[Super-producer Salaam Remi (The Fugees, Nas, Amy Winehouse) recently sat down with hip-hop personality and SOHH correspondent Shawn Setaro on his popular “The Cipher” podcast. Listen to the full interview and check out five gems he dropped during the Q&A.]

On how he makes beats:

“There’s certain records that are DJ records. I tend to make DJ records, because I think that way – like, what is going to happen in the first 30 seconds that jumps it off? What’s going to happen when the beat kicks in? What’s the DJ going to think?”

On his father’s relationship with Run-DMC producer Larry Smith:

“My dad’s [musician/producer/executive Van Gibbs] first band, when he was in a band with my uncle, he was on guitar and Larry Smith was on bass. I knew him and Larry knew each other from Queens, but I didn’t put together the fact that they were all in a band called Stone Free together.”

On his relationship with reggae and dancehall:

“My relationship with the music is, it inspires me, period, when I listen to reggae, soul, gospel, jazz, blues – anything I refer to as ‘the ground source’ – something that’s heavy, the bass is there. It’s what I feel in my gut, in my soul, and reggae is definitely a part of that.”

On The Fugees:

“What happened is that everyone realized they were talented. But they were fitting into what was going on. And when they did their first album, it was at the end of Onyx and very loud rapping and grimy. So a lot of their first album was caught in that. And then by the time I got the chance to do the “Nappy Heads” remix, I was able to put them in pocket. Because I was at the radio station with Flex, I was in the clubs, so I understood the pulse. But I also understood musicality. It was just a balance, and that’s what I was asked to do. I was able to show them what within their talent was appealing to people, and give them a formula on how to now formulate their records and go forward with it.”

On seeing Amy Winehouse become a giant star:
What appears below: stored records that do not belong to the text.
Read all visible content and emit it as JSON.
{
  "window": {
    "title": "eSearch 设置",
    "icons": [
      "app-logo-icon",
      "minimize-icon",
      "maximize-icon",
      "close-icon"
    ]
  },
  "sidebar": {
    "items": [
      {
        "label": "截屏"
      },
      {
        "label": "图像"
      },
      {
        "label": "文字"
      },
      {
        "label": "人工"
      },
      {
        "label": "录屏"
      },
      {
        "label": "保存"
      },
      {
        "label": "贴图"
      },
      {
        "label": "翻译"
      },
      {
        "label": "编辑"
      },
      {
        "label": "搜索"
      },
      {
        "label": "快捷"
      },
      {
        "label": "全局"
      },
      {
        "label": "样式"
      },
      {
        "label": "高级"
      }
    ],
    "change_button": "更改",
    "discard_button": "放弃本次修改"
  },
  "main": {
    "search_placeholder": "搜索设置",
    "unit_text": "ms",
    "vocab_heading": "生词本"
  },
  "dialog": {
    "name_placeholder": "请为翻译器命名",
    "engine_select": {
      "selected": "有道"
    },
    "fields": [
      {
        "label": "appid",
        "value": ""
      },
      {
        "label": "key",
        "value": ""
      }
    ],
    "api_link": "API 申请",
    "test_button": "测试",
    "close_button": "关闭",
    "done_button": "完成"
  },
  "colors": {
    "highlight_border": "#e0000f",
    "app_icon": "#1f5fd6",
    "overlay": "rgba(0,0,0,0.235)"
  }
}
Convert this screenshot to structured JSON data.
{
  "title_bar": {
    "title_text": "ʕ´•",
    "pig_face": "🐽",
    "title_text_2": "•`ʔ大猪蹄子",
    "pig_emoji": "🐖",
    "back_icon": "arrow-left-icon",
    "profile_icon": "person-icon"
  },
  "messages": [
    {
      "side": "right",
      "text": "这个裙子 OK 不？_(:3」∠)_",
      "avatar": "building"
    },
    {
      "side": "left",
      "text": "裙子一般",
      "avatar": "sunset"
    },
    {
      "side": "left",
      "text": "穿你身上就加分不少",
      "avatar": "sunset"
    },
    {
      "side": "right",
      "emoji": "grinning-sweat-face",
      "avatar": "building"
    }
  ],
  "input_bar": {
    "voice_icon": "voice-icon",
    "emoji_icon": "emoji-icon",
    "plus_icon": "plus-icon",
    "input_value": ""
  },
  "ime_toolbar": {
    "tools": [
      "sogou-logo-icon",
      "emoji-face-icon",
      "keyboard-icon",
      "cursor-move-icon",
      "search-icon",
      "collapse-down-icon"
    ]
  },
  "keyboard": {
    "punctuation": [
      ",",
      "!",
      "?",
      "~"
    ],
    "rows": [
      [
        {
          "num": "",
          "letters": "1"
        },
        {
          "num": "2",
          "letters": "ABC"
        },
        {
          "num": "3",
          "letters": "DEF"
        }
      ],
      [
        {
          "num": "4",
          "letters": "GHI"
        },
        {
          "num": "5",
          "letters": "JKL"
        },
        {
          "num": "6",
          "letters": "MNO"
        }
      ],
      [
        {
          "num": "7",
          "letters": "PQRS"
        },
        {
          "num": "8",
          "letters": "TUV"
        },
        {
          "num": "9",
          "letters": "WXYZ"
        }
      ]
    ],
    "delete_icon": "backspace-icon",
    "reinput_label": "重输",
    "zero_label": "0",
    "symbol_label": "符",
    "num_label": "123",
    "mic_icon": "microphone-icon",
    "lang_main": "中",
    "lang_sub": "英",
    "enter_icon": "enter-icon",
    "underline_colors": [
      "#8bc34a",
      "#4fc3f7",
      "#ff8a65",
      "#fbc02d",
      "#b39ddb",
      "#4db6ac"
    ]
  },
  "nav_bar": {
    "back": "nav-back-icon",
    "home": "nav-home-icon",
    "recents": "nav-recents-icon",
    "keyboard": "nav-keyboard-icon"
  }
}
“That wasn’t the first time. I guess the Fugees was the first time that happened for me. Even Ini Kamoze, ‘Here Comes the Hotstepper.’ We’re doing demos in my basement, and then the next thing you know, we’re going around the world and it’s like, wow, this is the biggest song ever. With the Fugees, it went from I’m buying lunch because nobody has any money, to they are getting worldwide. It gave me a different perspective on how far my musical guidance was able to take someone.”